Monitoring the progress of paper-based divorce: an update from Bury St Edmunds
21 June 2018
Jordans Family Law (Lexis Nexis)
In his Sir Henry Brooke annual lecture, titled 'The Age of Reform', given on 7 June 2018, the Lord Chief Justice, Lord Burnett of Maldon said:
'Significant reforms of the civil and family courts have been tested via pilot schemes, such as the online civil money claims pilot – commonly, if inaccurately, referred to as the online court – the probate pilot scheme and the online divorce pilot scheme. These pilots are working well.
'First, I mention the online divorce pilot. The pilot has now moved to general availability since 1 May. Over 600 applications were received in the first week and a total of 2,600 as of this Monday. In the paper-based world, an uncontested divorce requires a petitioner to fill out a form and file it with the court.'
Just how is the paper-based world of divorce doing? I decided to approach my local divorce centre and have been monitoring its progress.
The divorce centre for London & the South East at Bury St Edmunds (BSE) had a processing timescale on 19 June, as follows: 'Our current work position is
We are currently processing:
• Petitions received on 4 June 2018 • Acknowledgement of Service received on 14 May 2018
• applications for Decree Nisi received on 14 May 2018
• Correspondence and emails received on 23 May 2018
• Form A's received on 29 May 2018
• Consent order applications received on 29 May 2018
• Decree Absolutes received on the day
The Judiciary are currently processing:
• Applications for Decree Nisi received on 23 April 2018. Once seen by Judiciary which will take approximately 29 Days, the administration staff will then process the decision within 28 days. If the application is granted a pronouncement date will be set for a further 4-5 weeks on from processing.

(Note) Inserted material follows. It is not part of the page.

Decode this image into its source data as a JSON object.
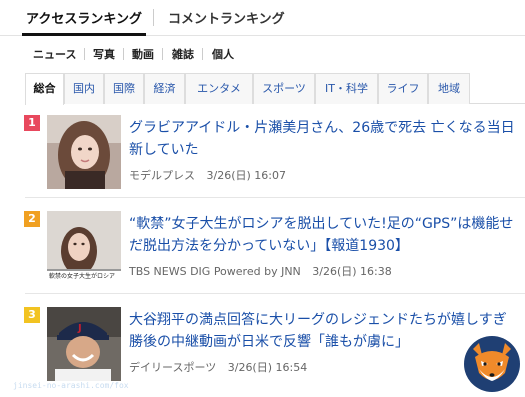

• Applications received on 30 May 2018, the answer to these will be processed by the admin team in approximately 59 working days from that day.'
I spoke to a senior official at the Courts Service about these issues. It seems that certain strategies are already in place aimed at reducing the backlog. Some inroads appear to have been made this month in the issue of petitions and in the judiciary processing applications. However, a backlog with administrative staff of 59 working days is alarming. I understand that there will be an announcement shortly.
In the meantime, I took the matter up directly with Susan Acland-Hood, CEO of HM Courts & Tribunals Service (HMCTS), with responsibility for delivery of its major modernisation programme. Her response was:
'We know this is not good enough – we have been short of staff in Bury, but should have picked up the issues earlier – we are now using extra staff (and help from other divorce centres) to sort this, and you should start to see improvement soon.'
So I checked again today, 21 June, with BSE’s ‘on demand’ information bulletin which was launched in November 2015. The daily bulletin, which came about from a suggestion made at a Law Society event, is intended to show the work position at the divorce centre and provides general information to assist practitioners. The intention was to enable solicitors and others to assess when work sent to the divorce centre will be processed, and reduce the need to telephone or write for progress updates. The result when I looked? It had not been updated for two days.
The Lord Chief Justice is right to be positive about online divorce but there are clouds on the horizon this summer. The National Audit Office, which visited Nottingham divorce centre amongst other courts, said in its report 'Early progress in transforming courts and tribunals', that HMCTS faces a daunting challenge in delivering the scale of technological and cultural change necessary to modernise the justice system and achieve required savings. It is behind where it expected to be at this stage of its ambitious reform programme.
It added that HMCTS estimates there will be a funding shortfall of £61m in future years, assuming that HM Treasury agrees that all previous years’ underspends can be carried forward. Without this agreement, the funding gap could be £177m.